Approaching an individual and encouraging them to seek therapy can be a tricky situation. If done the wrong way, you could aggravate the person or turn them against the idea entirely. However, there is an effective way to have this conversation. Misconception about mental health and therapy has intensified stigma in society. Your loved one may be aware that they need help, but may be afraid to seek it if they think you will judge or treat them differently. Therefore, it is essential to use non-stigmatizing language when talking with them about their mental health.
What to do when someone doesn’t want help
The feeling was mutual, we began dating exclusively immediately and talked of moving in together and marriage. Several months in, she discovered that I had a female friend with whom I often communicate by text. However, nearly a year later, she still daily questions me about my friendships and even my past relationships. The thought of living together and being questioned daily about my past is unacceptable. Yet, she refuses to leave me, and insists that we work through things together.
Mark S. The good news is that treatments for mental illness are highly effective. The bad news is that only one out of three people might actually seek help.
How to support a partner with depression
I was a newly minted freshman in college, with mounting anxiety over essays and tests and the lingering effects of some adolescent mental-health concerns, when I realized I could stand to benefit from therapy. But knowing and doing something about it are two different things, and it took me until the fall of junior year to actually seek out a therapist — and even then, I attended only a few sessions before giving up. Simply put, I was too anxious. I was too busy and too freaked out.
Help! My Partner Needs Therapy But Won’t Go
Find out more about cookies and your privacy in our policy. And get some tips on how to support them, including knowing what to do when things get really serious.
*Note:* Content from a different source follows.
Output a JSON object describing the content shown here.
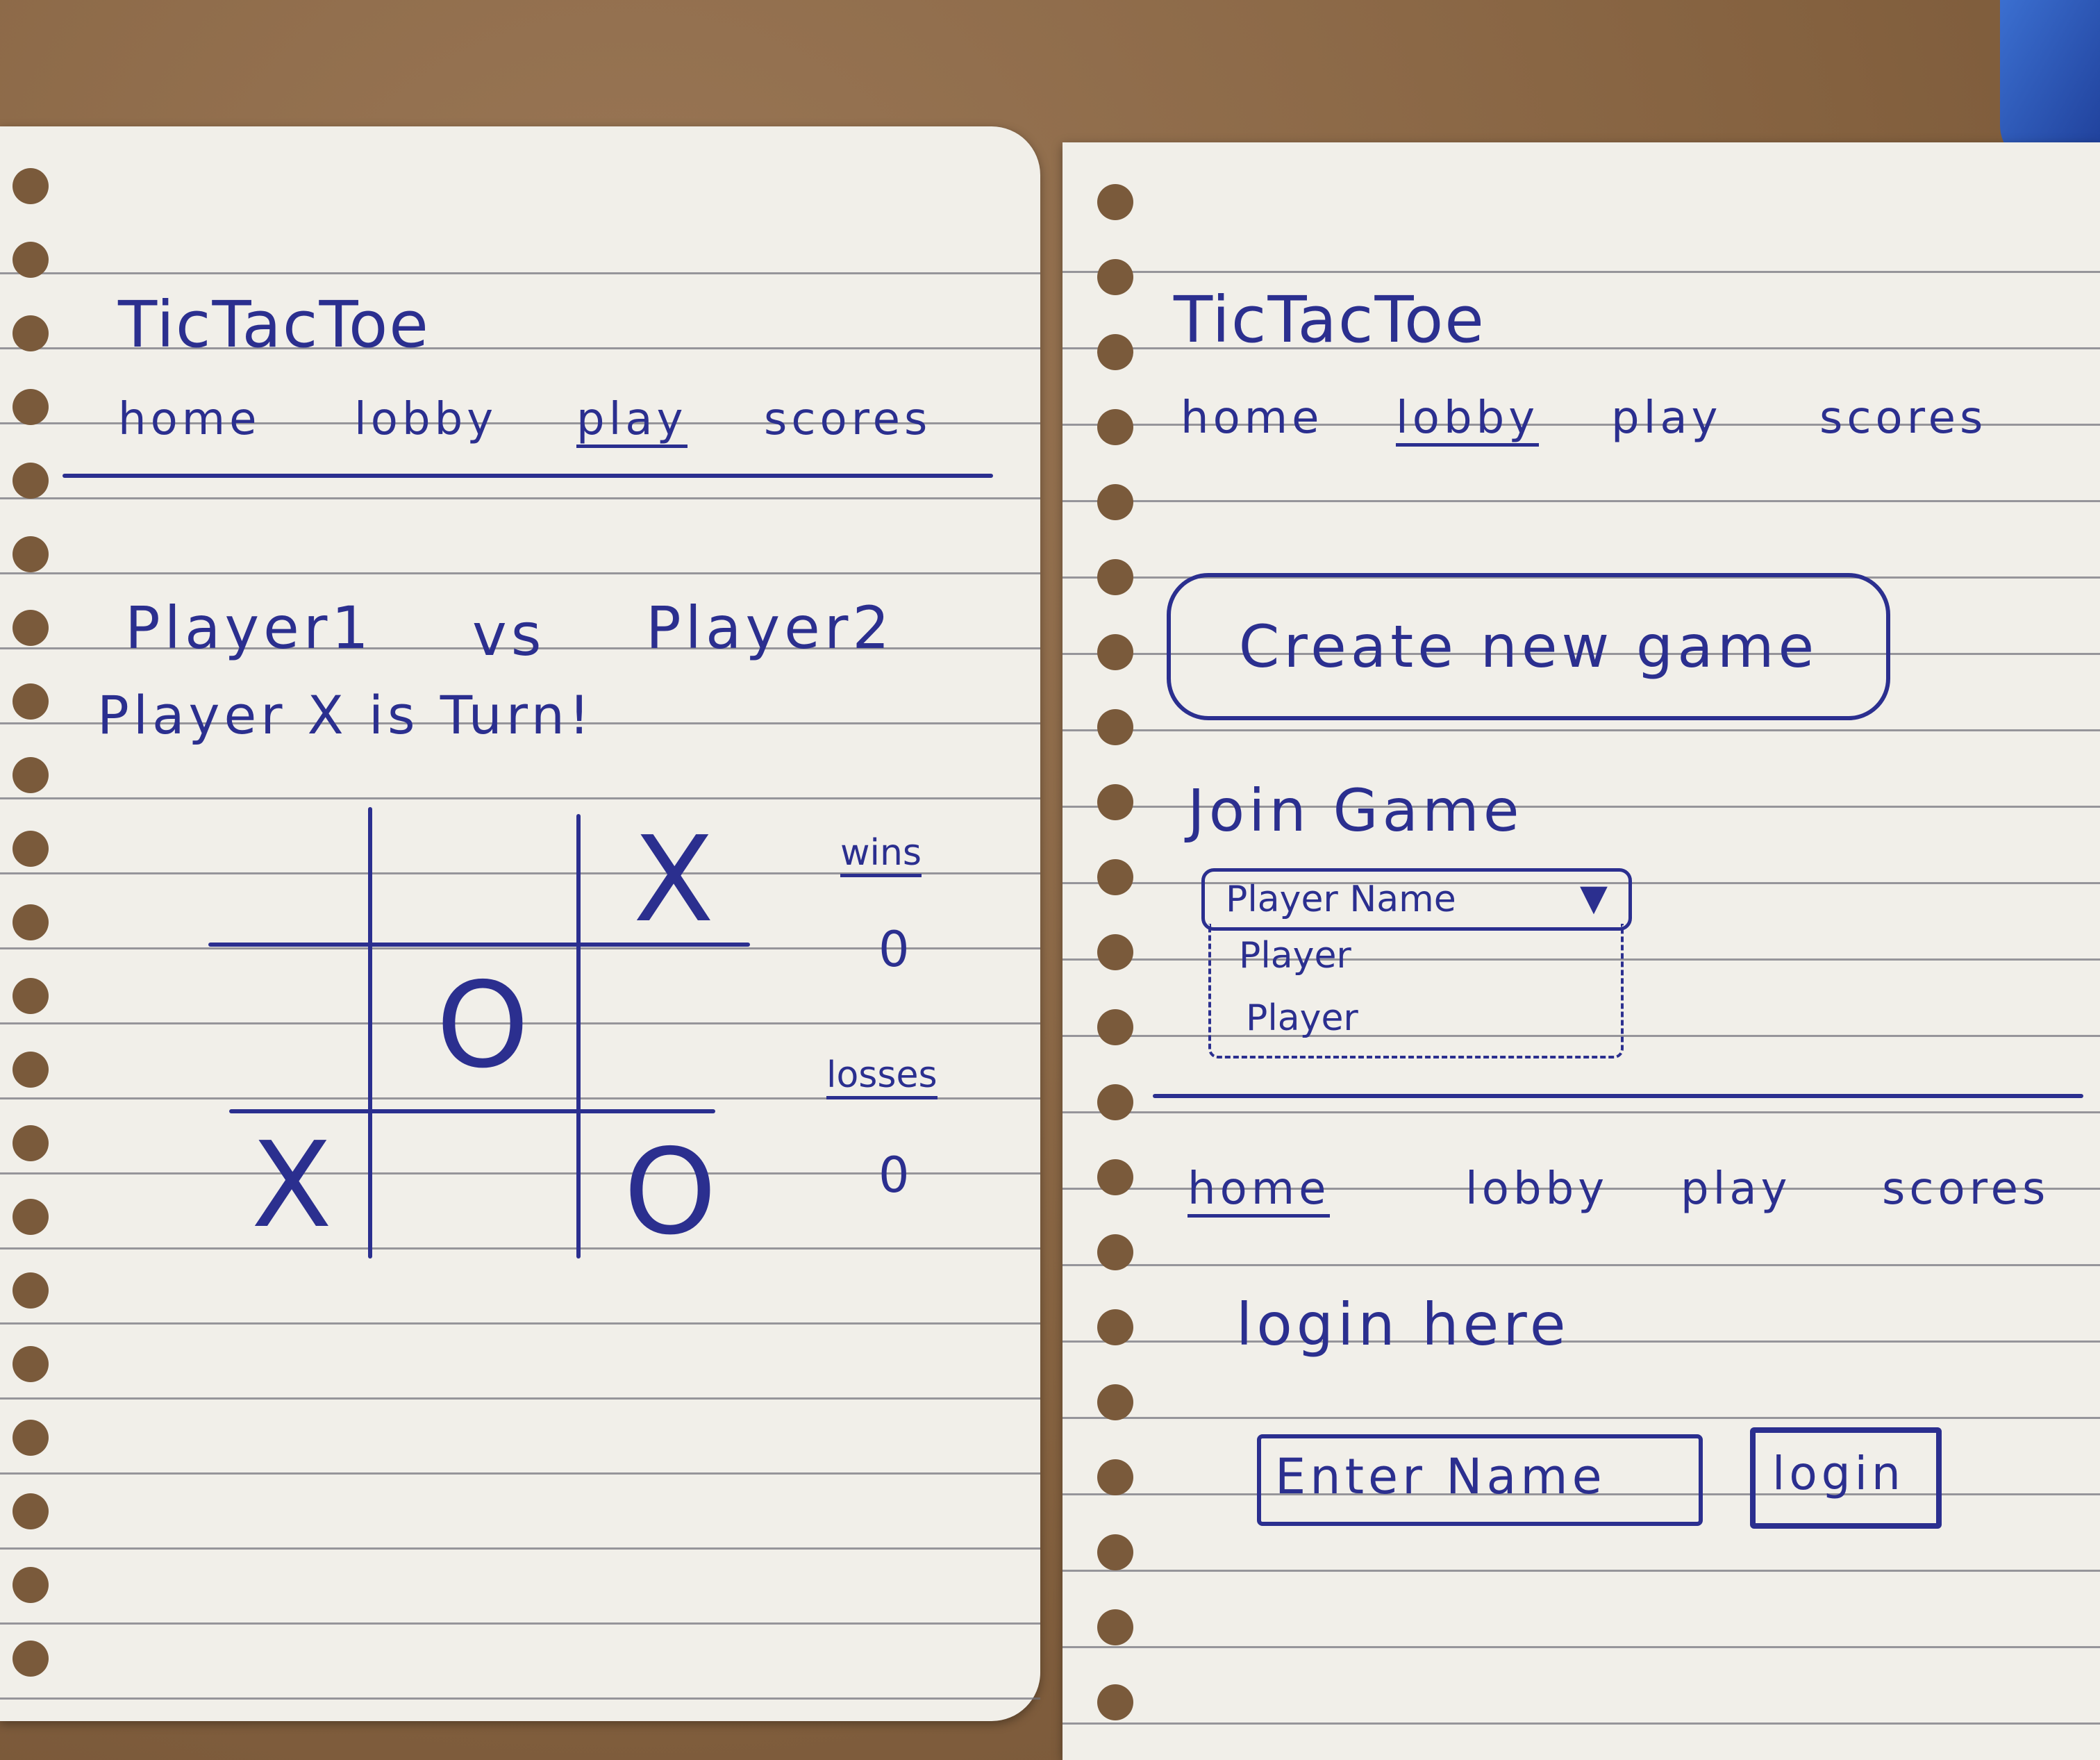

Coming around to the realisation that they're going through a rough patch can be scary and difficult, so it's understandable that they may take some time before deciding to seek help. Continue to be supportive.